"Loathsome hordes, dark swarms of worms that emerge
from the narrow crevices of their holes when the sun is high,
preferring to cover their villainous faces with hair
rather than their private parts and surrounding areas with clothes."
So wrote the sixth-century British churchman Gildas, lamenting the
depredations of Pictish and other Scotland-based barbarian "butchers" a
century earlier following Rome's abandonment of its British provinces in
A.D. 410. This characterization of the Picts as illiterate, uncivilized, scantily
clothed, and promiscuous heathens has clung to them to the present day. And
although over the past half century scholars have regarded the cleric Gildas
as a somewhat biased commentator, most haven't tended to see the Picts as
outstandingly civilized either.
Now, however, one of the most detailed surveys of their art has revealed that these archetypal barbarians actually developed a deep knowledge of the Bible and of some aspects of Roman classical literature. "Over the years, the public has often been fed a somewhat distorted view of the Picts. The truth is, they were in fact much more sophisticated than most people have suspected up till now." So say leading medieval art historians George and Isabel Henderson, the husband-and-wife team who produced the new survey, published earlier this year as The Art of the Picts. George

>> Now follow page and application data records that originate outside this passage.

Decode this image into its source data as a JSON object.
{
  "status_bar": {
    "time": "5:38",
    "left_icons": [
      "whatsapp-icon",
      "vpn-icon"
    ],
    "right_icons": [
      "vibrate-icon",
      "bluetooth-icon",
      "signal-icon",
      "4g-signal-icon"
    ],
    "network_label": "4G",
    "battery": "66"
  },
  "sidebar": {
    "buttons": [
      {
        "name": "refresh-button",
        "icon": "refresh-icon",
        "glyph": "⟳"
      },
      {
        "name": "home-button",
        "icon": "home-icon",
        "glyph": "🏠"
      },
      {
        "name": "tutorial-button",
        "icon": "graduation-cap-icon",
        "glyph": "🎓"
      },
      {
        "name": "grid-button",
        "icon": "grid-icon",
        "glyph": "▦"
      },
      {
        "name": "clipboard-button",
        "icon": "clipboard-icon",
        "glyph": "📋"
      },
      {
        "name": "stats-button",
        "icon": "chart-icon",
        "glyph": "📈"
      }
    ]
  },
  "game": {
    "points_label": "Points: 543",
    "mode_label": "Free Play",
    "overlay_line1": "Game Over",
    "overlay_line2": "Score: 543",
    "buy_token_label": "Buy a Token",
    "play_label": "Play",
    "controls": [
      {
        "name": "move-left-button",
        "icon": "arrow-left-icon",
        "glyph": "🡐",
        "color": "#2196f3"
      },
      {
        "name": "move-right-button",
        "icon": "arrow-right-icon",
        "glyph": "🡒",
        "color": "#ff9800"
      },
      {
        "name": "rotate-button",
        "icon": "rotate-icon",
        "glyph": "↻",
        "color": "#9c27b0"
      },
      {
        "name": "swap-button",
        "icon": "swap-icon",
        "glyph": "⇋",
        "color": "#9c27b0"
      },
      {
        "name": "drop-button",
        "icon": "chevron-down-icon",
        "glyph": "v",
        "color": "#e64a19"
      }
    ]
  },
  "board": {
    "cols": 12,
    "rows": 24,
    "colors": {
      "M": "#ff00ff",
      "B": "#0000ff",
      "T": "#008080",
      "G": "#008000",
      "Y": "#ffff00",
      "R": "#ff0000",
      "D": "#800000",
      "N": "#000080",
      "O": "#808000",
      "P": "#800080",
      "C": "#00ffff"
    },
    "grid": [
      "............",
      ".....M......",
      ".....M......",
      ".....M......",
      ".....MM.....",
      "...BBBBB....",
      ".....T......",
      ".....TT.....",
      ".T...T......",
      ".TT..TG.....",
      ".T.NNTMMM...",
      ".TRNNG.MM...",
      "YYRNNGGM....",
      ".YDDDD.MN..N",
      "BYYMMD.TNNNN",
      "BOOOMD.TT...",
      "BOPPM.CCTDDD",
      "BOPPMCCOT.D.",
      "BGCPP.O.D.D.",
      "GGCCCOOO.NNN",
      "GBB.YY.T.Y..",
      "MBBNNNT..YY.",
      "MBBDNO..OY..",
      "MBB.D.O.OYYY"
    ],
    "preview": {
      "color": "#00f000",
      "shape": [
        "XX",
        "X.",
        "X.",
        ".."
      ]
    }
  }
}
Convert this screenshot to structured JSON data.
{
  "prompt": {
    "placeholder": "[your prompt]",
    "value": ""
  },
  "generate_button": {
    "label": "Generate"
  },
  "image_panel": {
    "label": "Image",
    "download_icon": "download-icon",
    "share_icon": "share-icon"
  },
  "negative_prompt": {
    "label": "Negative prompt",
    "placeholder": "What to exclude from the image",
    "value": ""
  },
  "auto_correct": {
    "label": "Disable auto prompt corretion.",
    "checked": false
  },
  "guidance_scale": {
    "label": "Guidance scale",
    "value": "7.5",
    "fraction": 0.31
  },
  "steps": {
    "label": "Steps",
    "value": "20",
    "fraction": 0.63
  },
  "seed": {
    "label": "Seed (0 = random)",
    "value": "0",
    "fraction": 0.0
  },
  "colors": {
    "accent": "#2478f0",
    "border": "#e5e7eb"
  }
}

Henderson is emeritus professor of art history at the University of Cambridge, England, where Isabel also taught the subject for over 20 years.
David Keys is a contributing editor to Archaeology. Art of the Picts is
published in the United States by Thames and Hudson.